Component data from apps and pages

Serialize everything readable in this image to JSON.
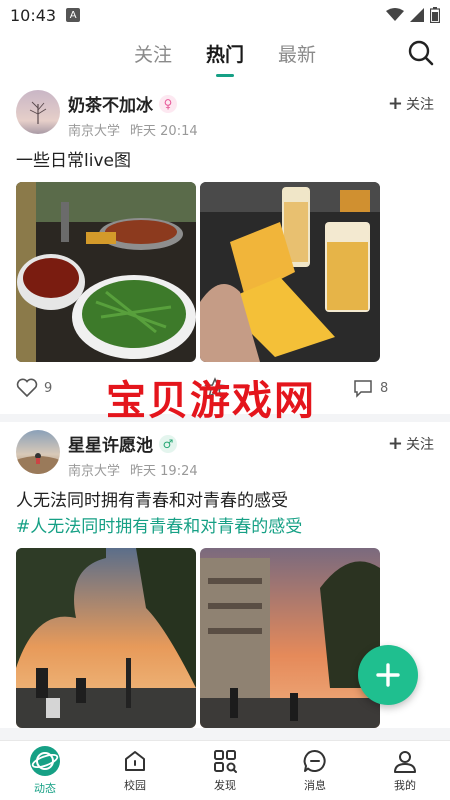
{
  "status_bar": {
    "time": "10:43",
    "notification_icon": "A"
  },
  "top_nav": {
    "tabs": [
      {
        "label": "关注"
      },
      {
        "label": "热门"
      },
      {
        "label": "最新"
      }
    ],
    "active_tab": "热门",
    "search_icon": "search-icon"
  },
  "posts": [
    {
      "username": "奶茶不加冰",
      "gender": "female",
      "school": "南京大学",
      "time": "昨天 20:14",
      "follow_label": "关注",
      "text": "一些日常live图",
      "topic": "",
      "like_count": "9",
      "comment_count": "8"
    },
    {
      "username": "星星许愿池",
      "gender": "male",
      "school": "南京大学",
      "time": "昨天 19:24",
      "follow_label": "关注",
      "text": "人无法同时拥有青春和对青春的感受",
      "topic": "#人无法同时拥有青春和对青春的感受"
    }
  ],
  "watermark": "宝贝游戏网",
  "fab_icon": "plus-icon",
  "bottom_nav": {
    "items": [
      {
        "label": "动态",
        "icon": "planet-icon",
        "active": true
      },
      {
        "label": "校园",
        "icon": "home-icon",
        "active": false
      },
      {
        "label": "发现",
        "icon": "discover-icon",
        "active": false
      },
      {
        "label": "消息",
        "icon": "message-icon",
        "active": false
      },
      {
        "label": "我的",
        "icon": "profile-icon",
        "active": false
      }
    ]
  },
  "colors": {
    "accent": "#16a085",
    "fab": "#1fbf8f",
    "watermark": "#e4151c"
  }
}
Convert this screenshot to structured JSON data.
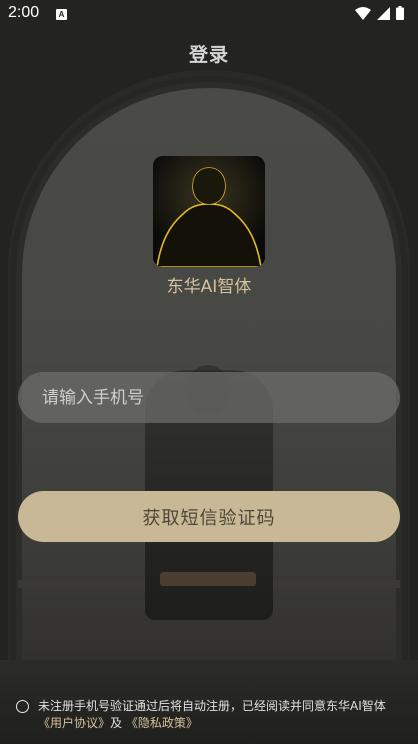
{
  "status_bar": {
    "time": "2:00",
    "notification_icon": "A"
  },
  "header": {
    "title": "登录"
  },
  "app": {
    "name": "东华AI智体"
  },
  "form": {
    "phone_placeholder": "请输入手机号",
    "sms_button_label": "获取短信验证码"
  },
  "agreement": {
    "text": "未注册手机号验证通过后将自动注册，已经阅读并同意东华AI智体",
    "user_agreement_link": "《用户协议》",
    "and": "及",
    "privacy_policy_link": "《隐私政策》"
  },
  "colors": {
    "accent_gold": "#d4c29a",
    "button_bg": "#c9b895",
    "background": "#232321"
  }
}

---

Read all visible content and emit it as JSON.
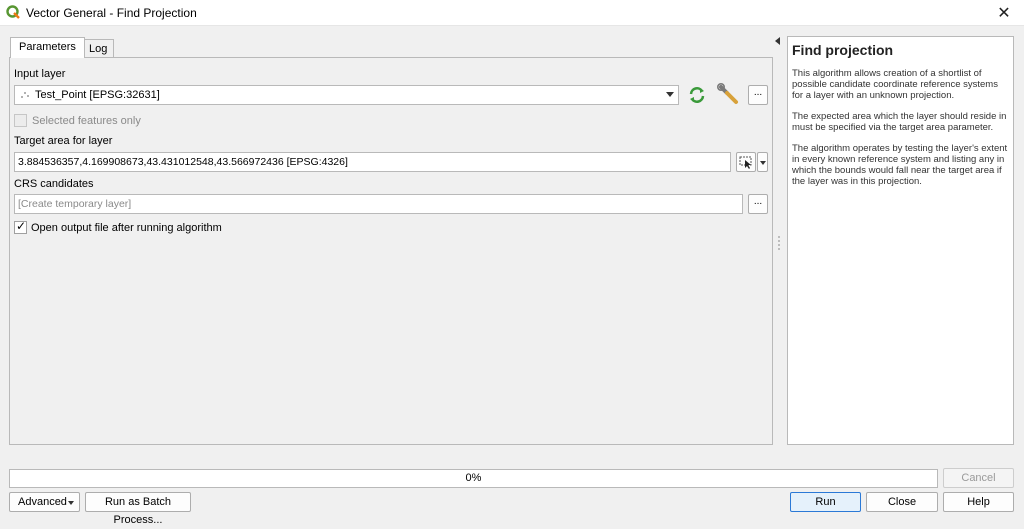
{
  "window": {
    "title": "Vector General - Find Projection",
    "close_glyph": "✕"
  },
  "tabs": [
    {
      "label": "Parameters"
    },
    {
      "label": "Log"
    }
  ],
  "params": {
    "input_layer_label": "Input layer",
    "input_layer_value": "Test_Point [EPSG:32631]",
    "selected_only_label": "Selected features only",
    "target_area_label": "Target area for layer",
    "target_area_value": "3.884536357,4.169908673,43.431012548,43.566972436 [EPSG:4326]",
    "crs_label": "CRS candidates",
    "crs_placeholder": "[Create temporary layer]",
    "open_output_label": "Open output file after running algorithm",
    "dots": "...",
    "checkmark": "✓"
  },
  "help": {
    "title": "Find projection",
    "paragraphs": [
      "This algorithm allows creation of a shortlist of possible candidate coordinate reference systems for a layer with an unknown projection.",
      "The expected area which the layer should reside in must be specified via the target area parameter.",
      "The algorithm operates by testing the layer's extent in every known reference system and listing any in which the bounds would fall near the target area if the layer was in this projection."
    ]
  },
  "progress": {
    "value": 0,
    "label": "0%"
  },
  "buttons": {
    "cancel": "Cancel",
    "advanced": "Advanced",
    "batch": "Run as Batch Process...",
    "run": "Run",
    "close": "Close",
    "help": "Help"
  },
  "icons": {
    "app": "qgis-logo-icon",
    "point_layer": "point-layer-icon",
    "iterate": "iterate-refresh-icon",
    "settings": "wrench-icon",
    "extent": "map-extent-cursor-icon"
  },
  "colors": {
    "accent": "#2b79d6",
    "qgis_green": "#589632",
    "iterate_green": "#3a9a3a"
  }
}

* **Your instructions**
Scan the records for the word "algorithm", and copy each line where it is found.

* **Task result**
    "open_output_label": "Open output file after running algorithm",
      "This algorithm allows creation of a shortlist of possible candidate coordinate reference systems for a layer with an unknown projection.",
      "The algorithm operates by testing the layer's extent in every known reference system and listing any in which the bounds would fall near the target area if the layer was in this projection."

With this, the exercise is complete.